How can you tell if you’re watching a good dance performance? By how visually stunning it is to the viewer? From the intense emotion each performance brings out of you? Maybe it’s from the breath you didn’t realize you were holding as you in lean in to ensure you don’t miss a single movement?
No matter from which angle you judge them, the skill of the Alvin Ailey Dance Theater is undeniable. Formed in New York almost 60 years ago, this predominantly African-American dance group has served as a the preeminent modern dance company. Their performance at the Arlington last Tuesday comprised of four pieces collectively exploring the African-American identity.
The show opens with the dancers lying on the dimly-lit ground with the exception of one man, who walks slowly through them, as a deep voice speaks. Suddenly a gunshot sounds, and a the voice says, “Your soul belongs to me.”
The piece was choreographed by Rennie Harris, founder of the first hip-hop dance company, Pure Movement. His work mixes house, rap and gospel music with a dance that feels primal but is executed with precision. The power of the dance is only intensified by the rhythmic beating created by the dancers’ steps in unison.
Each dancer wears normal street clothes: t-shirts and jeans with flannels around the waist. But slowly each dancer walks off and returns in pure white dresses and pants, reflecting the piece’s name, “Exodus,” which Harris intended to be a reflection on release “from one’s ignorance and conformity.”
Each dancer stretches their arm up to the sky, attempting to reach spirits. As the song progresses, they begin to work less as fifteen individuals but a single unit. The piece ends with a single dancer reaching up to the sky in a moment of hope, only to have it interrupted by a gunshot, prompting him to fall into the arms of the other dancers.
The second work takes on a completely different tone. Entitled “Open Door,” the dance explores the range of skills that the Alvin Ailey Dance Theater has, beginning with ballet but slowly combining with more and more Afro-Latino beats and music, creating a freeing and lively atmosphere.
The last piece is the group’s most famous: “Revelations,” choreographed in 1960 by the company’s founder and namesake. Closing most of Alvin Ailey’s performances, the dance is broken up into a series of shorter dances that explore the story of African Americans.

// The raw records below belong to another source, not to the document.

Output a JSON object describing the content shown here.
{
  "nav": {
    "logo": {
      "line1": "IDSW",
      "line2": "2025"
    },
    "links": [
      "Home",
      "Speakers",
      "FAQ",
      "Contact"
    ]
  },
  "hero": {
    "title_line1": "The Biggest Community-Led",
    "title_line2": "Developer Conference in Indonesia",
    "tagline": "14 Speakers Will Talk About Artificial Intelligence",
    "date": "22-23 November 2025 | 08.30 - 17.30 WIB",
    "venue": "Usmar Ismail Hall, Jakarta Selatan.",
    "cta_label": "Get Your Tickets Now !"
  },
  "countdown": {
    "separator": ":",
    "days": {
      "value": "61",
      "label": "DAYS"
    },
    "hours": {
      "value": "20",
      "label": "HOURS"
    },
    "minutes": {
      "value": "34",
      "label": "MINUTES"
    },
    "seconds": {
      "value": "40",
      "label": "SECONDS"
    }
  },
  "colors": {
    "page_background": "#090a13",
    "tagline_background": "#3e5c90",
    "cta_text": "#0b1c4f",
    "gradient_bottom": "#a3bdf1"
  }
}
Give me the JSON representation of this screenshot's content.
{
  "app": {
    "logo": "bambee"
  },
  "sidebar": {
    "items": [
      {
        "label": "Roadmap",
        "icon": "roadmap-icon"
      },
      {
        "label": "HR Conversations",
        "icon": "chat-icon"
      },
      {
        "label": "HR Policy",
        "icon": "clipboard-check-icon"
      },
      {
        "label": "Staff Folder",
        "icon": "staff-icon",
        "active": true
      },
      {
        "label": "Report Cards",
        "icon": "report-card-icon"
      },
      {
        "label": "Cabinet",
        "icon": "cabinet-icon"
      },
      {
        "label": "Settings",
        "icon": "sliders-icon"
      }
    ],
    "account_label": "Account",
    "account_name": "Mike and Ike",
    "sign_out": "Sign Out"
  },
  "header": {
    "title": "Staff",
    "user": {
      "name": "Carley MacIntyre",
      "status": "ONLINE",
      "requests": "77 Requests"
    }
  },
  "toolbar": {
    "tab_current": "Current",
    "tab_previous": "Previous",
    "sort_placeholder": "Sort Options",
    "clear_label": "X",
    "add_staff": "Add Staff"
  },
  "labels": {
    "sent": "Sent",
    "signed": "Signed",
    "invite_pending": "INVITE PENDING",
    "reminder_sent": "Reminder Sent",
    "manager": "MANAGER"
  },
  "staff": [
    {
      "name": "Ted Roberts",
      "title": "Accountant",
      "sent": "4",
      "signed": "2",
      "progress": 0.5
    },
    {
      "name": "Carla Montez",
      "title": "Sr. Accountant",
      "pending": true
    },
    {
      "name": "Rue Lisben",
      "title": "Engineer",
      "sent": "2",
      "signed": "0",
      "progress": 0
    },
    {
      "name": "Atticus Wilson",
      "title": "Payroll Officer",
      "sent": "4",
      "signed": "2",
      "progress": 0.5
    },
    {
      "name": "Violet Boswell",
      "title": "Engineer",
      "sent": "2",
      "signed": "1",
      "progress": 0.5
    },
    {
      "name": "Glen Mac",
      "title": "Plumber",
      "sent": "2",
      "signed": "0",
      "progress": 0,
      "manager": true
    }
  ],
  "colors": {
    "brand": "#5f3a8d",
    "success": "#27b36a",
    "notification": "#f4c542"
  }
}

Performed mostly to gospel music, the dancers illustrate aspects of African-American faith, the history of slavery and work toward freedom. Each dance is intricate in its movements, filled with different nuances and tied together by universal themes.
The performance demonstrated the company’s technical skill and range in different styles of dance that brings the performers together in a seemingly single unified body. The Alvin Ailey Dance Theater develops a sense of unity and intimacy, both between each other and with the audience.